= Beginning of Section =

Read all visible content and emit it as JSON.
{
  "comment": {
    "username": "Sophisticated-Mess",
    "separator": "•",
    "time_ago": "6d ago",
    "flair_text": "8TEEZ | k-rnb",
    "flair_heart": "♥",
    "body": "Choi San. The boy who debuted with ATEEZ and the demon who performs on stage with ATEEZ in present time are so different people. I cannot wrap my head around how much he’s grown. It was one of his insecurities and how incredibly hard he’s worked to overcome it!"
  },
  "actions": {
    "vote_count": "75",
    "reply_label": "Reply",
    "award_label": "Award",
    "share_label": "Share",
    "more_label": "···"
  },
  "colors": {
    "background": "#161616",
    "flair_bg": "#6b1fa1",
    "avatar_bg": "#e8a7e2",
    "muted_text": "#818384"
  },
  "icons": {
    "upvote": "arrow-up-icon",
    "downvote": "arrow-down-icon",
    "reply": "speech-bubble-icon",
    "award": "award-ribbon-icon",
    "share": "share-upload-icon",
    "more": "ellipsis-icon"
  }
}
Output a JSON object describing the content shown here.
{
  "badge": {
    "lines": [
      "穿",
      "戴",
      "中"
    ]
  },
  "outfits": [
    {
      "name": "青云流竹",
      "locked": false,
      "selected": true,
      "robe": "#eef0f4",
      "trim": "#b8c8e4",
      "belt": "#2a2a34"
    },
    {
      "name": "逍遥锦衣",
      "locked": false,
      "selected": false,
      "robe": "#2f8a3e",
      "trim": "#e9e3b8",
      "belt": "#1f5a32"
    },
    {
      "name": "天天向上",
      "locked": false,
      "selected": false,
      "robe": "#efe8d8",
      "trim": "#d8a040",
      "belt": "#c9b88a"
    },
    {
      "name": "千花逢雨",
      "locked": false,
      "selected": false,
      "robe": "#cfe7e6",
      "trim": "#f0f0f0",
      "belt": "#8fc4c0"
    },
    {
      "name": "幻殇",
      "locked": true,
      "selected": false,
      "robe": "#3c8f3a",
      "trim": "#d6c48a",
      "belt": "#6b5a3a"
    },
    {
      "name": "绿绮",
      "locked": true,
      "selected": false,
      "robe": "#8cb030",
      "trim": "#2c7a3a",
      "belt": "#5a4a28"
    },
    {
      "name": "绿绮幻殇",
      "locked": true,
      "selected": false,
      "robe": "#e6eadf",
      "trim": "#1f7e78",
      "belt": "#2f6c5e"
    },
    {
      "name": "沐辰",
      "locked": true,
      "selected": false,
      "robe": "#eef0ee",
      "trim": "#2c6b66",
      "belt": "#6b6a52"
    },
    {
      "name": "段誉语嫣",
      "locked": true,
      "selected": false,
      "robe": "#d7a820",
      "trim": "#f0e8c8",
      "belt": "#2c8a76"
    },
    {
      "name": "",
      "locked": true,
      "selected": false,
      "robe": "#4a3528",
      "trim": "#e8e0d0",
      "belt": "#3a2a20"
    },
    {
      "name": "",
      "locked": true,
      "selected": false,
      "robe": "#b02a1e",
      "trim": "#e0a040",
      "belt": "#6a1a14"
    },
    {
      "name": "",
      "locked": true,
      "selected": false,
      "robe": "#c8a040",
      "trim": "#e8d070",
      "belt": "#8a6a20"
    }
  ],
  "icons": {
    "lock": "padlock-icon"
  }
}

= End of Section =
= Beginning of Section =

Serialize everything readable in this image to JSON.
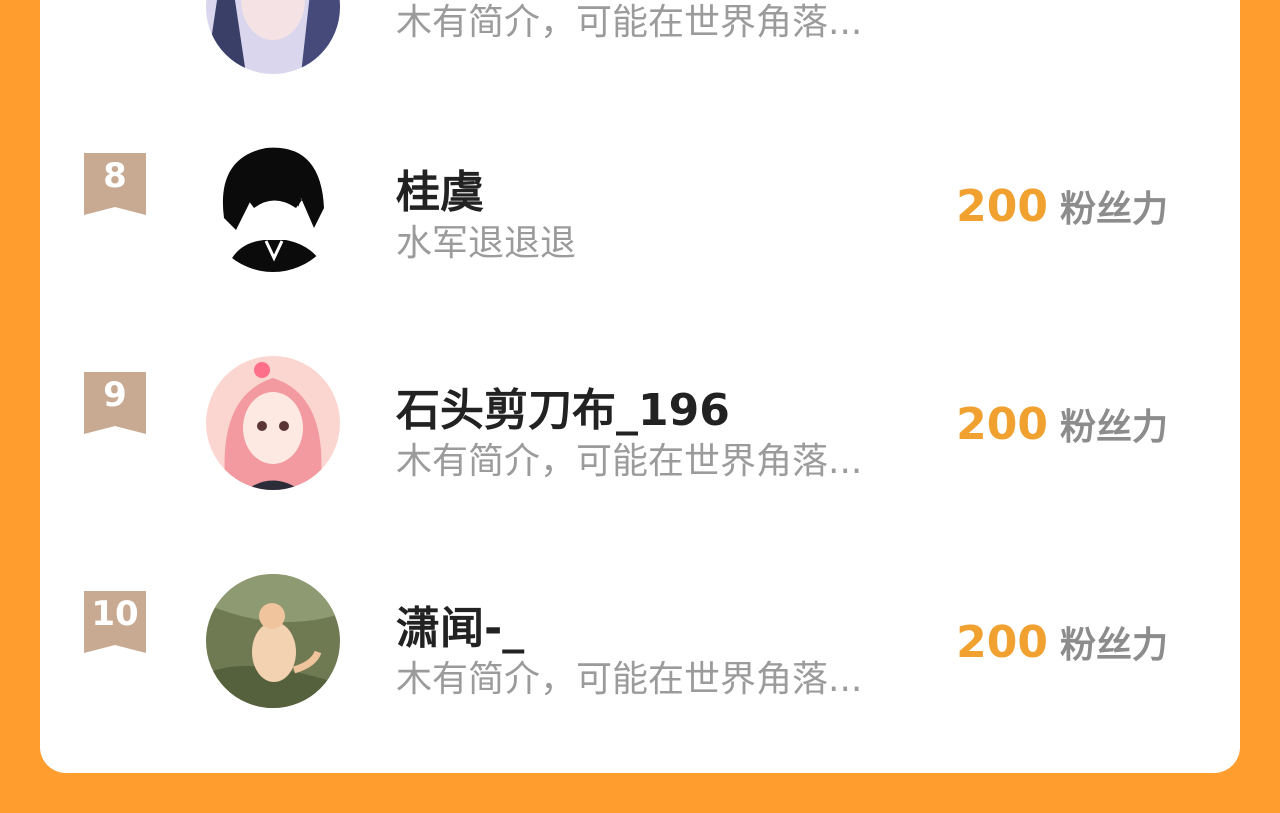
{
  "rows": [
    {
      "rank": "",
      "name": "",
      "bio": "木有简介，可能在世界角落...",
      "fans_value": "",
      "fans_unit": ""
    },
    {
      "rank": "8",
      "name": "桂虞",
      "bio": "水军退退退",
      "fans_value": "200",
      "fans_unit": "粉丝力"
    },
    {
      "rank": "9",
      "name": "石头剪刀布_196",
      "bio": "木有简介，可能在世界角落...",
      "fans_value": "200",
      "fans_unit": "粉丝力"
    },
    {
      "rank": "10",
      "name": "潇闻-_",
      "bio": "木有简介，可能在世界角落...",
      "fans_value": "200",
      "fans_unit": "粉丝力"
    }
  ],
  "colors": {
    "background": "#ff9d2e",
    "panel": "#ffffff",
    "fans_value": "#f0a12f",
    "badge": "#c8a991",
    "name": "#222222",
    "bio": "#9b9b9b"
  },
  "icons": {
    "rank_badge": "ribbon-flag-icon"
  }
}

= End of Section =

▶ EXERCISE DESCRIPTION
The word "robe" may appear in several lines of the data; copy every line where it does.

▶ TASK SOLUTION
      "robe": "#eef0f4",
      "robe": "#2f8a3e",
      "robe": "#efe8d8",
      "robe": "#cfe7e6",
      "robe": "#3c8f3a",
      "robe": "#8cb030",
      "robe": "#e6eadf",
      "robe": "#eef0ee",
      "robe": "#d7a820",
      "robe": "#4a3528",
      "robe": "#b02a1e",
      "robe": "#c8a040",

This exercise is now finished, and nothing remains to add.